Who to contact about consolidating student loans
When your loan is rehabilitated, the default status will be removed from your loan, and collection of payments through wage garnishment or Treasury offset will stop.
You’ll regain eligibility for benefits that were available on the loan before you defaulted, such as deferment, forbearance, a choice of repayment plans, and loan forgiveness, and you’ll be eligible to receive federal student aid.
That cell of the table has now been corrected to indicate that loan consolidation will not result in removal of the record of default from the borrower’s credit history.
If you rehabilitate a defaulted loan, the record of the default will be removed from your credit history.
There are special considerations if you want to reconsolidate an existing Direct Consolidation Loan or Federal (FFEL) Consolidation Loan that is in default: In addition, if you want to consolidate a defaulted loan that is being collected through garnishment of your wages, or that is being collected in accordance with a court order after a judgment was obtained against you, you cannot consolidate the loan unless the wage garnishment order has been lifted or the judgment has been vacated.

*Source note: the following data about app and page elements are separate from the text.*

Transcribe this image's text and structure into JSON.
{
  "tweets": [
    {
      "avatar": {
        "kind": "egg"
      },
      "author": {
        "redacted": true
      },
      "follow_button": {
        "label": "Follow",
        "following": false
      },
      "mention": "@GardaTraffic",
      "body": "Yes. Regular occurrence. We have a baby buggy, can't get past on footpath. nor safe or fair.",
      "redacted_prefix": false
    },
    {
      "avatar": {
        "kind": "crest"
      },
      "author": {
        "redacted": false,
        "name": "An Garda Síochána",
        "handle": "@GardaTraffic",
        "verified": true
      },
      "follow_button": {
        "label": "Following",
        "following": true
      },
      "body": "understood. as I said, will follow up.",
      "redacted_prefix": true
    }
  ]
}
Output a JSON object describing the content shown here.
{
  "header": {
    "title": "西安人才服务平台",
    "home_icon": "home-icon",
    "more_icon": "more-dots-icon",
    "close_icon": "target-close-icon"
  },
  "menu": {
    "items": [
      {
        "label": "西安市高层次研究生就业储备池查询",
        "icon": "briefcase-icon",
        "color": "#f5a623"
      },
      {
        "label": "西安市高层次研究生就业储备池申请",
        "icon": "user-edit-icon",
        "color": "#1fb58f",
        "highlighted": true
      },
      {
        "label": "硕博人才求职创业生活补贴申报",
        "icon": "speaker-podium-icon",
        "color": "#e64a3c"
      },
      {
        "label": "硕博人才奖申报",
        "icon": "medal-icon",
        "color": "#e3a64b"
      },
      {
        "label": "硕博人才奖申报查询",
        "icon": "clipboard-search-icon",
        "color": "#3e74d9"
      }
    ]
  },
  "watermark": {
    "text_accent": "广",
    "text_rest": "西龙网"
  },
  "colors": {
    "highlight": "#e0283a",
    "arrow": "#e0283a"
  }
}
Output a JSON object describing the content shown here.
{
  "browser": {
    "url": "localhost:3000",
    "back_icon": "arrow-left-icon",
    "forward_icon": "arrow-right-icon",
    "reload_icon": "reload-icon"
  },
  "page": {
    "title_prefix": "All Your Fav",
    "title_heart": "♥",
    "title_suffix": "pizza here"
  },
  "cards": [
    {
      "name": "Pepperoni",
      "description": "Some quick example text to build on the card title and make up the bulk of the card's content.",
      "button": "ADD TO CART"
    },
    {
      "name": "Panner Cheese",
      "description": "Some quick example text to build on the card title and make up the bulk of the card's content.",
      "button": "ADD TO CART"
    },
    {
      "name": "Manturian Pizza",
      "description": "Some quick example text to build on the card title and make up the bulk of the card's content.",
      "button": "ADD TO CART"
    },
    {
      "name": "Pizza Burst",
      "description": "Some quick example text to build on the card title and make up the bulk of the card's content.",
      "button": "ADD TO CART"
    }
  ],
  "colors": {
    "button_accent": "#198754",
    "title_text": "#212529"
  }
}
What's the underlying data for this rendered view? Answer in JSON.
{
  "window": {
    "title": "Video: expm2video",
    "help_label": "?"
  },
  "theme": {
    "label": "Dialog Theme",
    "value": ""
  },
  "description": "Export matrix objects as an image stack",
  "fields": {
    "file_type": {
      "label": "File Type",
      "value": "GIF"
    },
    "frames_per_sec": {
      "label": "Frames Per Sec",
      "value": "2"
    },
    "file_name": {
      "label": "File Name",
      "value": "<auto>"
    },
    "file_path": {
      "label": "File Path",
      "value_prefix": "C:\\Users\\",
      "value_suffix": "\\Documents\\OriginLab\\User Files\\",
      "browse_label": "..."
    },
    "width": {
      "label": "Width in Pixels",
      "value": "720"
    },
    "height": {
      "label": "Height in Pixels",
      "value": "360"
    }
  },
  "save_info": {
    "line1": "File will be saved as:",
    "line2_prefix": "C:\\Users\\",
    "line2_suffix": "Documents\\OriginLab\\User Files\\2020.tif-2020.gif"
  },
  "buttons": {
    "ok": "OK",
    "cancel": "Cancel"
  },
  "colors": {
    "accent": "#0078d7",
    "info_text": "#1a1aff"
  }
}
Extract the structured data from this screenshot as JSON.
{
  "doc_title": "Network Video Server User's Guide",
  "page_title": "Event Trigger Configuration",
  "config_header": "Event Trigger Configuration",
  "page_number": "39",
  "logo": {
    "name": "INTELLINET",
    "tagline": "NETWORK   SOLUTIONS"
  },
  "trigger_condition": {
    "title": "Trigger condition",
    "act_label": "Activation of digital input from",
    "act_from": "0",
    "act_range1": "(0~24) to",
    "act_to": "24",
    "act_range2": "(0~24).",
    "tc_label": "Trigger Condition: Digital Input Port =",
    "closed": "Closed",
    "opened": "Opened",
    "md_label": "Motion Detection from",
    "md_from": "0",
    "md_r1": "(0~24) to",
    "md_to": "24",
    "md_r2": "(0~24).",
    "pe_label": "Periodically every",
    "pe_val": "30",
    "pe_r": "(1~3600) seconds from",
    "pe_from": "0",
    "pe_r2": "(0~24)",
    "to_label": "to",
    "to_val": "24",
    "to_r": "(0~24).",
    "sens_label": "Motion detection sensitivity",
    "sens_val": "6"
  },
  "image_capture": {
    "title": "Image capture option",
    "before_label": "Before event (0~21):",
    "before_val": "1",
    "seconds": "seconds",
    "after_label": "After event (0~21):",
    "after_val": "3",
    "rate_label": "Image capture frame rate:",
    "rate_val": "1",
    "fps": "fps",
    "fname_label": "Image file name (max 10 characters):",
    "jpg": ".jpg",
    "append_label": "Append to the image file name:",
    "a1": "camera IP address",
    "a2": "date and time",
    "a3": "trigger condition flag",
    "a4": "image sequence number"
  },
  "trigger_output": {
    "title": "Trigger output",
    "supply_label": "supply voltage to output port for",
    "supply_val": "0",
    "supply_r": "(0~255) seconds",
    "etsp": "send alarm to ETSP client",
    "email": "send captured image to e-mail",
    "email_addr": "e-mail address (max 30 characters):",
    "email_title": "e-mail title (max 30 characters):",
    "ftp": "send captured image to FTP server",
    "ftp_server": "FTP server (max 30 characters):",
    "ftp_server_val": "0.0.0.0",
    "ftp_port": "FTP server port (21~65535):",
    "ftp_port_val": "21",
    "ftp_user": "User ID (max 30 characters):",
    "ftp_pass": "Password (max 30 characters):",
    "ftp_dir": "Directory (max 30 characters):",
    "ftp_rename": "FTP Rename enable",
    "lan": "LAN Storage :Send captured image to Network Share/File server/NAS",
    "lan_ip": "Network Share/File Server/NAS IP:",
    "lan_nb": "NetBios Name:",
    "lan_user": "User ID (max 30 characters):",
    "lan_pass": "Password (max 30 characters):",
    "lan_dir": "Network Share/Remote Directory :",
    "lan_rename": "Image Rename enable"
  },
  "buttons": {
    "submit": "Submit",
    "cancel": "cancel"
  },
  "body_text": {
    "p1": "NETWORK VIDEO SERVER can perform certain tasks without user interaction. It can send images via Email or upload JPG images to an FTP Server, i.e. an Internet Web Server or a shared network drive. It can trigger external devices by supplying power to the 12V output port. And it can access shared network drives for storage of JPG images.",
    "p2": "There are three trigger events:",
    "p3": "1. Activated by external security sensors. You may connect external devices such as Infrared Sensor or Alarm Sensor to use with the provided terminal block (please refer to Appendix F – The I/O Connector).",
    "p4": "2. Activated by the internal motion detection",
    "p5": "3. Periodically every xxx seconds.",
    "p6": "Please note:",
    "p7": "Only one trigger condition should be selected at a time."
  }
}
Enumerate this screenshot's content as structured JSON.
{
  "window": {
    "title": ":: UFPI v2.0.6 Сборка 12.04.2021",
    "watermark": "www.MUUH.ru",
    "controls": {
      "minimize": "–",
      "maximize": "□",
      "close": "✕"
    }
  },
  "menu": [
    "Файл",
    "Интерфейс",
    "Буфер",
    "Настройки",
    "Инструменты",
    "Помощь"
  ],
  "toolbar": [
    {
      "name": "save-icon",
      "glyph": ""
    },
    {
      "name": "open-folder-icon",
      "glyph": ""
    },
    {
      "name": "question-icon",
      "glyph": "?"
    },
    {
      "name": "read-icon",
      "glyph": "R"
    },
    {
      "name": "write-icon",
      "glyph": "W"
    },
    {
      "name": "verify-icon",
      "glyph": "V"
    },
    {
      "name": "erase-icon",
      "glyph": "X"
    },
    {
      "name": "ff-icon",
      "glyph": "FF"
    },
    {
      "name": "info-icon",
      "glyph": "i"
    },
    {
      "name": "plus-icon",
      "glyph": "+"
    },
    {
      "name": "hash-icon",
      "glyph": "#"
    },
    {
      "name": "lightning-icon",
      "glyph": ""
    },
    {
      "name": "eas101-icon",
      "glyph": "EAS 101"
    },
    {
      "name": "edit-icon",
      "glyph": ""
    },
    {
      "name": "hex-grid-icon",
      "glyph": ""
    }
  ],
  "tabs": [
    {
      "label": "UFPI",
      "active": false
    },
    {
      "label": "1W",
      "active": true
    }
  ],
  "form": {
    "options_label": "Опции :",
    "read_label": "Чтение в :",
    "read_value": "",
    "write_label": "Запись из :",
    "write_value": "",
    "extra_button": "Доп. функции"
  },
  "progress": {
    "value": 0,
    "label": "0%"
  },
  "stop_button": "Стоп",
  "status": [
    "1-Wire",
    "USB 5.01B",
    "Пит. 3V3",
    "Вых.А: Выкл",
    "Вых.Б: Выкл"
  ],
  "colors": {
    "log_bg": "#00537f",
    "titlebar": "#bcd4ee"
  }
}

One way to get out of default is to repay the defaulted loan in full, but that's not a practical option for most borrowers.
The two main ways to get out of default are loan rehabilitation and loan consolidation.
You must provide documentation of your income to your loan holder.
If you can’t afford the initial monthly payment amount described above, you can ask your loan holder to calculate an alternative monthly payment based on the amount of your monthly income that remains after reasonable amounts for your monthly expenses have been subtracted.
Learn more about loan rehabilitation and loan consolidation.